MUMBAI (Reuters) -India’s HDFC Bank reported a sharp sequential drop in its lending margin and an increase in bad loans for the second quarter as it reported results as a single company for the first time since merging with parent Housing Development Finance Corp (HDFC).

HDFC Bank merged with HDFC on July 1 in a $40 billion deal to better tap rising demand for credit.

Net interest margin at India’s largest private lender fell to 3.4% on all assets and 3.6% on interest-earning ones. Net interest margin (NIM) came in at 4.1% in the June quarter.

Organically, the merger of two entities would have translated into margins of 3.6%-3.7%, but additional liquidity held ahead of the merger resulted in a hit of 30-35 basis points, the bank’s chief financial officer Srinivasan Vaidyanathan said in a conference call with media.

Vaidyanathan did not say what margins would be in the next few quarters.

Net profit, not including its subsidiaries, stood at 159.76 billion rupees ($1.92 billion) for the quarter ended September. The numbers are not comparable to a year ago, when the lender and parent HDFC operated as separate firms.

Net interest income, or core lending income, stood at 273.85 billion rupees.

The bank’s gross non-performing assets (NPA) ratio rose to 1.34%, which included the impact of 45-50 billion rupees in loans restructured from the HDFC loan book. These restructured loans were categorised as non-performing as per current regulations, Vaidyanathan said.

The bank’s gross NPA ratio was 1.17% in the fiscal first quarter prior to the merger.

The gross NPA ratio was lower than the 1.41% for the combined entity on a pro forma basis at the end of the June quarter, the bank said. The bank has provided adequately for stressed loans and net bad loans, after provisions, rose 5 basis points to 0.35%.

Gross loans were at 23.55 trillion rupees, up 4.9% from the previous quarter on a like-to-like basis, the lender said.
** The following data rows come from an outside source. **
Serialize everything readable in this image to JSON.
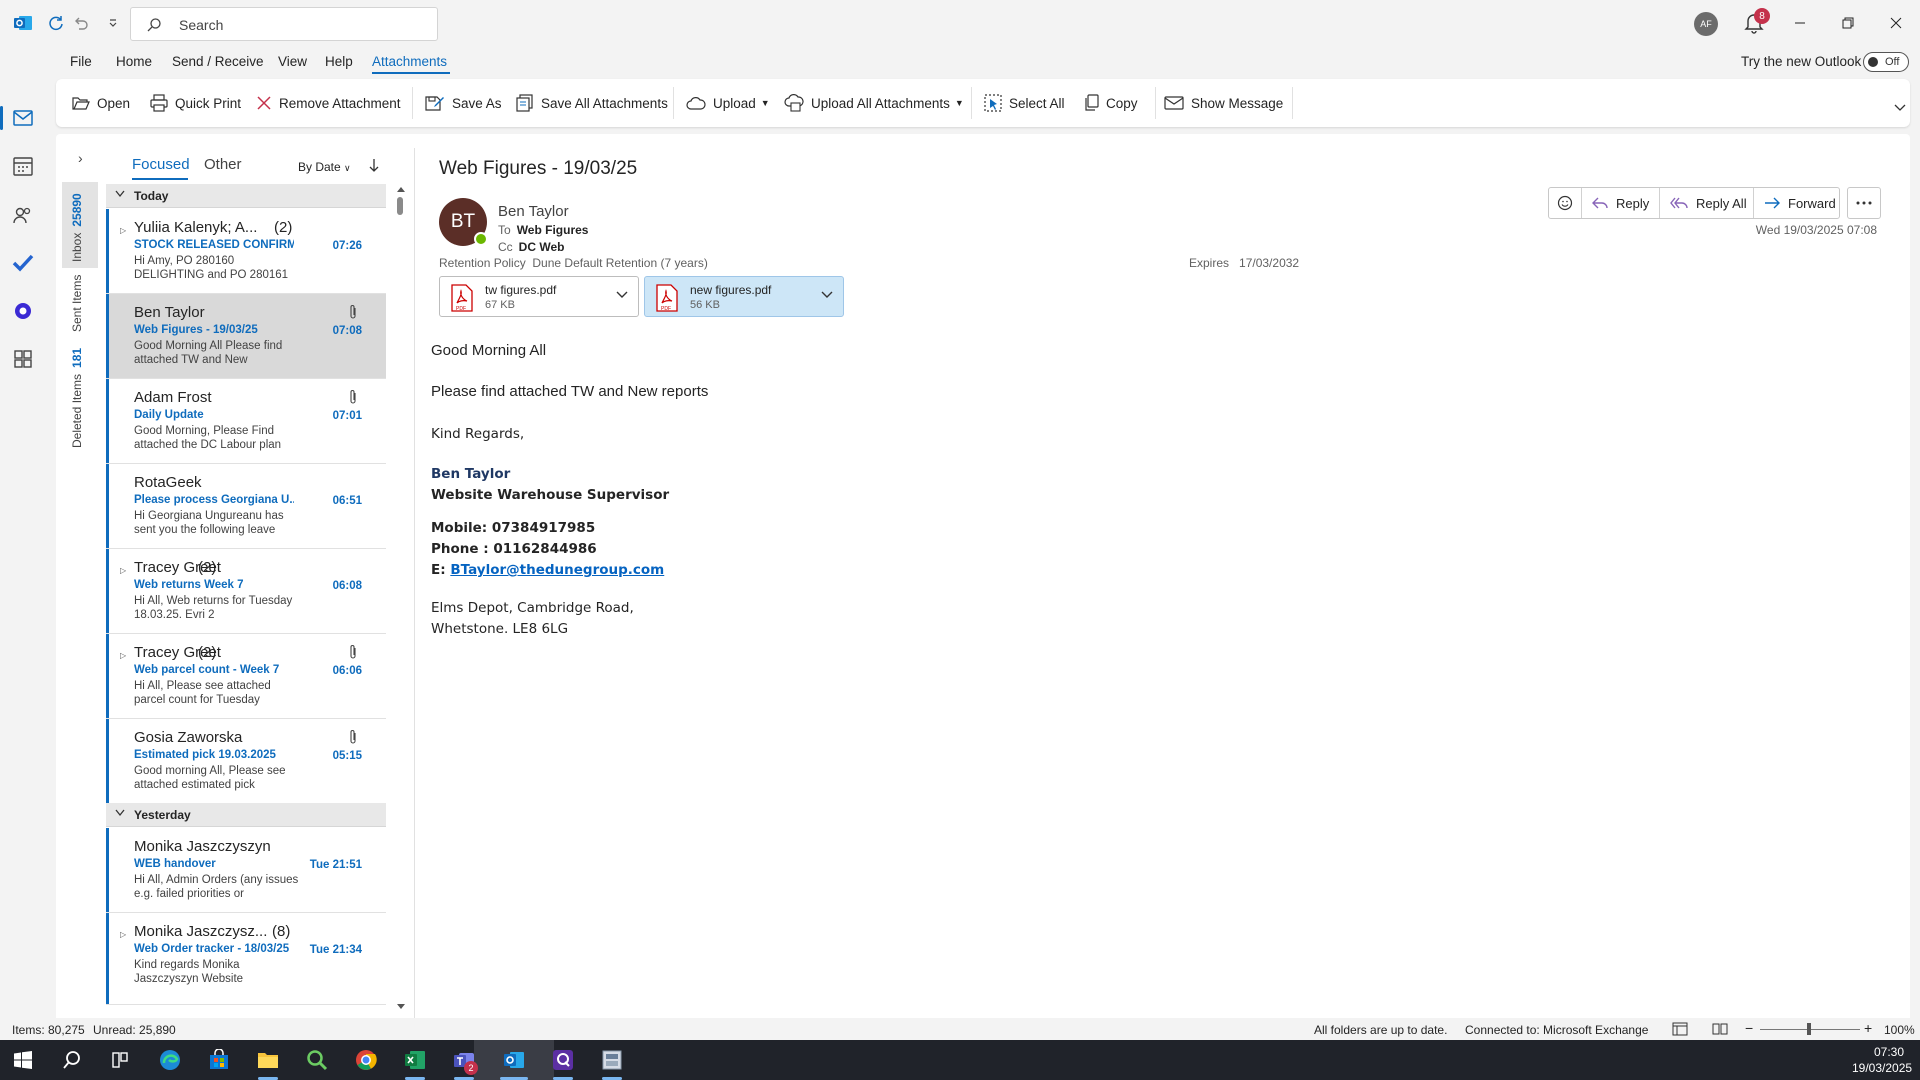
{
  "titlebar": {
    "search_placeholder": "Search",
    "avatar_initials": "AF",
    "notification_count": "8"
  },
  "menu": {
    "tabs": [
      "File",
      "Home",
      "Send / Receive",
      "View",
      "Help",
      "Attachments"
    ],
    "active": "Attachments",
    "try_new": "Try the new Outlook",
    "toggle": "Off"
  },
  "ribbon": {
    "open": "Open",
    "quick_print": "Quick Print",
    "remove_attachment": "Remove Attachment",
    "save_as": "Save As",
    "save_all": "Save All Attachments",
    "upload": "Upload",
    "upload_all": "Upload All Attachments",
    "select_all": "Select All",
    "copy": "Copy",
    "show_message": "Show Message"
  },
  "folders": {
    "inbox": "Inbox",
    "inbox_count": "25890",
    "sent": "Sent Items",
    "deleted": "Deleted Items",
    "deleted_count": "181"
  },
  "list": {
    "focused": "Focused",
    "other": "Other",
    "sort": "By Date",
    "group_today": "Today",
    "group_yesterday": "Yesterday",
    "items": [
      {
        "from": "Yuliia Kalenyk; A...",
        "count": "(2)",
        "subject": "STOCK RELEASED CONFIRM...",
        "time": "07:26",
        "preview": "Hi Amy,  PO 280160 DELIGHTING and PO 280161"
      },
      {
        "from": "Ben Taylor",
        "count": "",
        "subject": "Web Figures - 19/03/25",
        "time": "07:08",
        "preview": "Good Morning All  Please find attached TW and New"
      },
      {
        "from": "Adam Frost",
        "count": "",
        "subject": "Daily Update",
        "time": "07:01",
        "preview": "Good Morning,  Please Find attached the DC Labour plan"
      },
      {
        "from": "RotaGeek",
        "count": "",
        "subject": "Please process Georgiana U...",
        "time": "06:51",
        "preview": "Hi Georgiana Ungureanu has sent you the following leave"
      },
      {
        "from": "Tracey Greet",
        "count": "(2)",
        "subject": "Web returns Week 7",
        "time": "06:08",
        "preview": "Hi All,  Web returns for Tuesday 18.03.25.  Evri 2"
      },
      {
        "from": "Tracey Greet",
        "count": "(2)",
        "subject": "Web parcel count - Week 7",
        "time": "06:06",
        "preview": "Hi All,  Please see attached parcel count for Tuesday"
      },
      {
        "from": "Gosia Zaworska",
        "count": "",
        "subject": "Estimated pick 19.03.2025",
        "time": "05:15",
        "preview": "Good morning All,  Please see attached estimated pick"
      },
      {
        "from": "Monika Jaszczyszyn",
        "count": "",
        "subject": "WEB handover",
        "time": "Tue 21:51",
        "preview": "Hi All,  Admin  Orders (any issues e.g. failed priorities or"
      },
      {
        "from": "Monika Jaszczysz...",
        "count": "(8)",
        "subject": "Web Order tracker - 18/03/25",
        "time": "Tue 21:34",
        "preview": "Kind regards  Monika Jaszczyszyn  Website"
      }
    ]
  },
  "reading": {
    "subject": "Web Figures - 19/03/25",
    "initials": "BT",
    "sender": "Ben Taylor",
    "to_label": "To",
    "to": "Web Figures",
    "cc_label": "Cc",
    "cc": "DC Web",
    "retention_label": "Retention Policy",
    "retention": "Dune Default Retention (7 years)",
    "expires_label": "Expires",
    "expires": "17/03/2032",
    "attachments": [
      {
        "name": "tw figures.pdf",
        "size": "67 KB"
      },
      {
        "name": "new figures.pdf",
        "size": "56 KB"
      }
    ],
    "reply": "Reply",
    "reply_all": "Reply All",
    "forward": "Forward",
    "date": "Wed 19/03/2025 07:08",
    "body": {
      "greeting": "Good Morning All",
      "line1": "Please find attached TW and New reports",
      "regards": "Kind Regards,",
      "name": "Ben Taylor",
      "title": "Website Warehouse Supervisor",
      "mobile": "Mobile: 07384917985",
      "phone": "Phone : 01162844986",
      "email_label": "E: ",
      "email": "BTaylor@thedunegroup.com",
      "addr1": "Elms Depot, Cambridge Road,",
      "addr2": "Whetstone. LE8 6LG"
    }
  },
  "status": {
    "items": "Items: 80,275",
    "unread": "Unread: 25,890",
    "sync": "All folders are up to date.",
    "connected": "Connected to: Microsoft Exchange",
    "zoom": "100%"
  },
  "taskbar": {
    "time": "07:30",
    "date": "19/03/2025",
    "teams_badge": "2"
  },
  "colors": {
    "accent": "#0f6cbd",
    "avatar": "#5b2e27"
  }
}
Post the merger, retail loans form 55% of the loan book.

However, the credit environment in the country is “benign” and the bank will continue to grow at a pace higher than the broader industry, Vaidyanathan said.
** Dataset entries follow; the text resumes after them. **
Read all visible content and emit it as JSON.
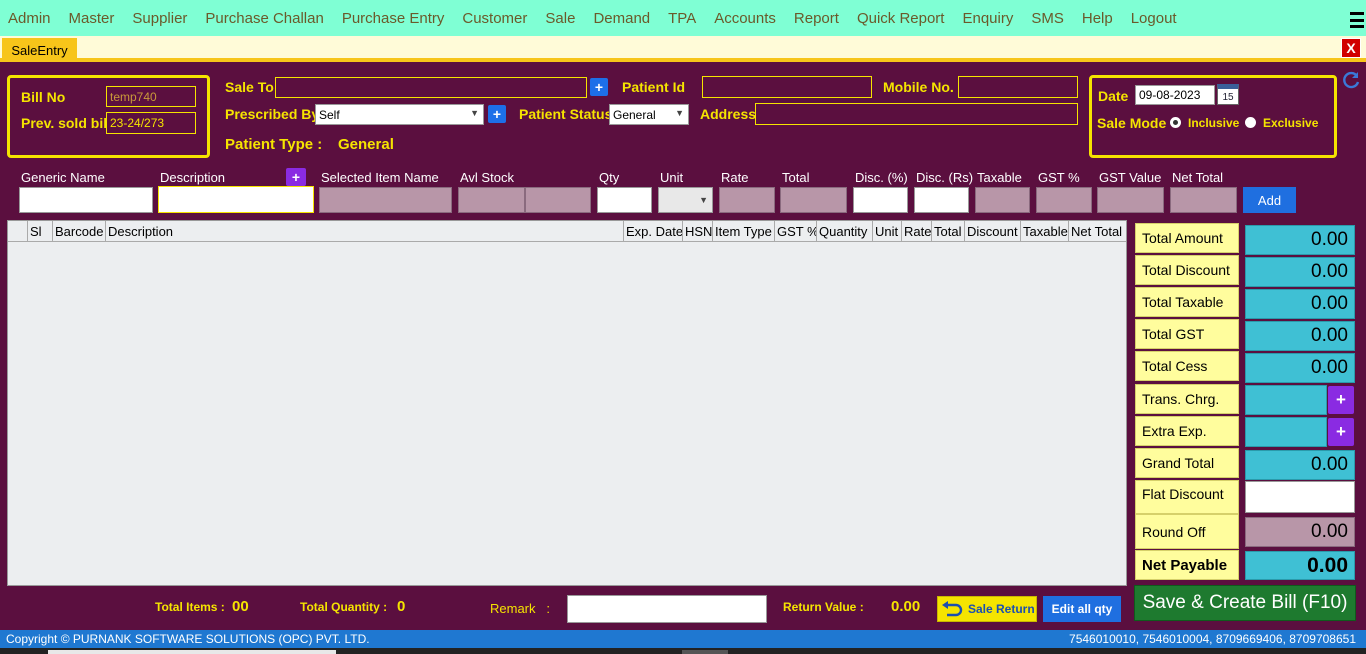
{
  "menu": [
    "Admin",
    "Master",
    "Supplier",
    "Purchase Challan",
    "Purchase Entry",
    "Customer",
    "Sale",
    "Demand",
    "TPA",
    "Accounts",
    "Report",
    "Quick Report",
    "Enquiry",
    "SMS",
    "Help",
    "Logout"
  ],
  "tab": {
    "label": "SaleEntry",
    "close": "X"
  },
  "bill": {
    "bill_no_label": "Bill No",
    "bill_no_value": "temp740",
    "prev_sold_label": "Prev. sold bill",
    "prev_sold_value": "23-24/273"
  },
  "patient": {
    "sale_to_label": "Sale To",
    "sale_to_value": "",
    "patient_id_label": "Patient Id",
    "patient_id_value": "",
    "mobile_label": "Mobile No.",
    "mobile_value": "",
    "prescribed_by_label": "Prescribed By",
    "prescribed_by_value": "Self",
    "patient_status_label": "Patient Status",
    "patient_status_value": "General",
    "address_label": "Address",
    "address_value": "",
    "patient_type_label": "Patient Type :",
    "patient_type_value": "General",
    "plus": "+"
  },
  "date_box": {
    "date_label": "Date",
    "date_value": "09-08-2023",
    "calendar_day": "15",
    "sale_mode_label": "Sale Mode",
    "inclusive": "Inclusive",
    "exclusive": "Exclusive",
    "selected_mode": "Inclusive"
  },
  "item_entry": {
    "generic_name": "Generic Name",
    "description": "Description",
    "selected_item_name": "Selected Item Name",
    "avl_stock": "Avl Stock",
    "qty": "Qty",
    "unit": "Unit",
    "rate": "Rate",
    "total": "Total",
    "disc_pct": "Disc. (%)",
    "disc_rs": "Disc. (Rs)",
    "taxable": "Taxable",
    "gst_pct": "GST %",
    "gst_value": "GST Value",
    "net_total": "Net Total",
    "add_button": "Add",
    "plus": "+"
  },
  "grid": {
    "columns": [
      "Sl",
      "Barcode",
      "Description",
      "Exp. Date",
      "HSN",
      "Item Type",
      "GST %",
      "Quantity",
      "Unit",
      "Rate",
      "Total",
      "Discount",
      "Taxable",
      "Net Total"
    ],
    "rows": []
  },
  "summary": {
    "total_amount_label": "Total Amount",
    "total_amount": "0.00",
    "total_discount_label": "Total Discount",
    "total_discount": "0.00",
    "total_taxable_label": "Total Taxable",
    "total_taxable": "0.00",
    "total_gst_label": "Total GST",
    "total_gst": "0.00",
    "total_cess_label": "Total Cess",
    "total_cess": "0.00",
    "trans_chrg_label": "Trans. Chrg.",
    "trans_chrg": "",
    "extra_exp_label": "Extra Exp.",
    "extra_exp": "",
    "grand_total_label": "Grand Total",
    "grand_total": "0.00",
    "flat_discount_label": "Flat Discount",
    "flat_discount": "",
    "round_off_label": "Round Off",
    "round_off": "0.00",
    "net_payable_label": "Net Payable",
    "net_payable": "0.00",
    "plus": "+"
  },
  "bottom": {
    "total_items_label": "Total Items :",
    "total_items": "00",
    "total_quantity_label": "Total Quantity :",
    "total_quantity": "0",
    "remark_label": "Remark   :",
    "remark_value": "",
    "return_value_label": "Return Value :",
    "return_value": "0.00",
    "sale_return_button": "Sale Return",
    "edit_all_qty_button": "Edit all qty",
    "save_button": "Save & Create Bill (F10)"
  },
  "footer": {
    "copyright": "Copyright © PURNANK SOFTWARE SOLUTIONS (OPC) PVT. LTD.",
    "phones": "7546010010, 7546010004, 8709669406, 8709708651"
  },
  "colors": {
    "background": "#5b0f3f",
    "menubar": "#7fffd4",
    "accent_yellow": "#f5e400",
    "summary_value": "#3fc0d4",
    "save_button": "#1e7a2f",
    "footer": "#1f78d1"
  }
}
Deposits aggregated to about 21.73 trillion rupees at the end of September, a 5.3% increase from June end on a comparable basis.
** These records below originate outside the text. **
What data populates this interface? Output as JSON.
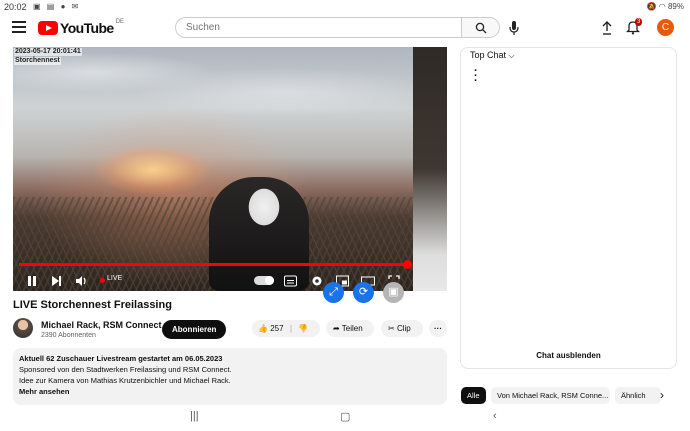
{
  "status_bar": {
    "time": "20:02",
    "battery": "89%"
  },
  "header": {
    "logo_text": "YouTube",
    "logo_region": "DE",
    "search_placeholder": "Suchen",
    "notification_count": "3",
    "avatar_letter": "C"
  },
  "video": {
    "timestamp_overlay": "2023-05-17 20:01:41",
    "camera_label": "Storchennest",
    "live_label": "LIVE",
    "progress_percent": 100
  },
  "meta": {
    "title": "LIVE Storchennest Freilassing",
    "channel_name": "Michael Rack, RSM Connect",
    "subscribers": "2390 Abonnenten",
    "subscribe_label": "Abonnieren",
    "like_count": "257",
    "share_label": "Teilen",
    "clip_label": "Clip"
  },
  "description": {
    "line1": "Aktuell 62 Zuschauer  Livestream gestartet am 06.05.2023",
    "line2": "Sponsored von den Stadtwerken Freilassing und RSM Connect.",
    "line3": "Idee zur Kamera von Mathias Krutzenbichler und Michael Rack.",
    "more_label": "Mehr ansehen"
  },
  "chat": {
    "title": "Top Chat",
    "hide_label": "Chat ausblenden"
  },
  "chips": [
    {
      "label": "Alle",
      "active": true
    },
    {
      "label": "Von Michael Rack, RSM Conne...",
      "active": false
    },
    {
      "label": "Ähnlich",
      "active": false
    }
  ],
  "colors": {
    "accent_red": "#ff0000",
    "fab_blue": "#1a73e8",
    "avatar_orange": "#e8590c"
  }
}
($1 = 83.2510 Indian rupees)

(Reporting by Siddhi Nayak; Editing by Dhanya Ann Thoppil and Nivedita Bhattacharjee)